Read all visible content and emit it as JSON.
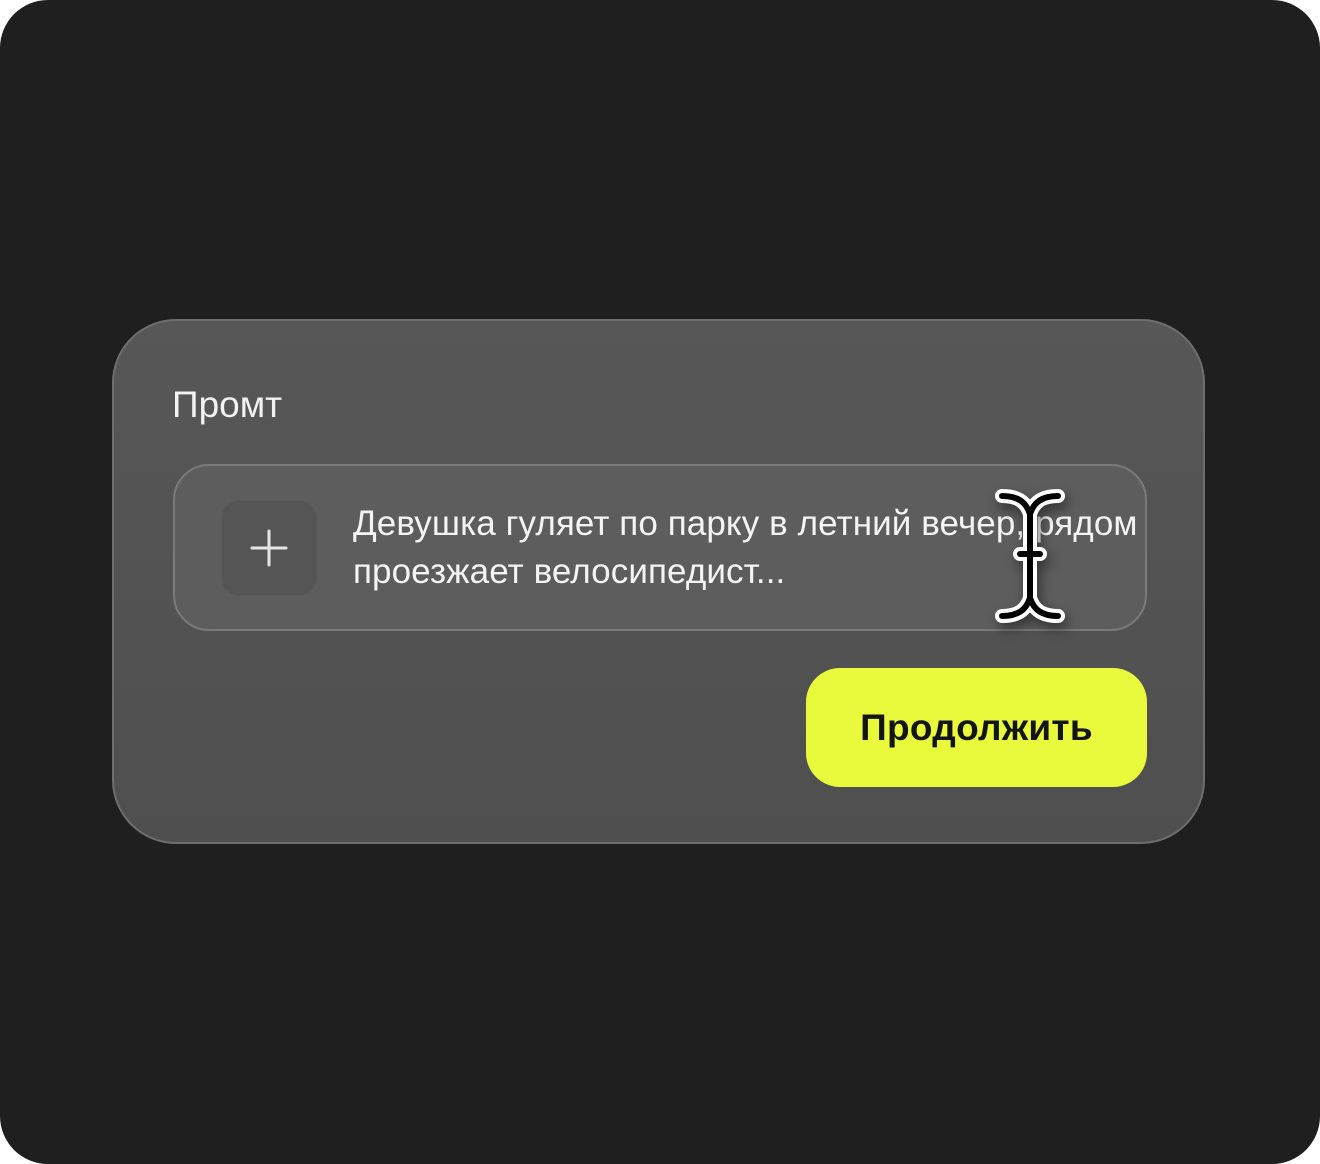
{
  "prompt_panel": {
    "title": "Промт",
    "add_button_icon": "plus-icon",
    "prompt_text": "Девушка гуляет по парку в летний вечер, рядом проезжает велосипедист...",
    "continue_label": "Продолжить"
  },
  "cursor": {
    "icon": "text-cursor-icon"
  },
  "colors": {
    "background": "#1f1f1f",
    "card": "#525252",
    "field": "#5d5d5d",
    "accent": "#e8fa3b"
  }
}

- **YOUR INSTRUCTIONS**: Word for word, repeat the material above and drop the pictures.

- **RESULT**:
Read all visible content and emit it as JSON.
{
  "prompt_panel": {
    "title": "Промт",
    "add_button_icon": "plus-icon",
    "prompt_text": "Девушка гуляет по парку в летний вечер, рядом проезжает велосипедист...",
    "continue_label": "Продолжить"
  },
  "cursor": {
    "icon": "text-cursor-icon"
  },
  "colors": {
    "background": "#1f1f1f",
    "card": "#525252",
    "field": "#5d5d5d",
    "accent": "#e8fa3b"
  }
}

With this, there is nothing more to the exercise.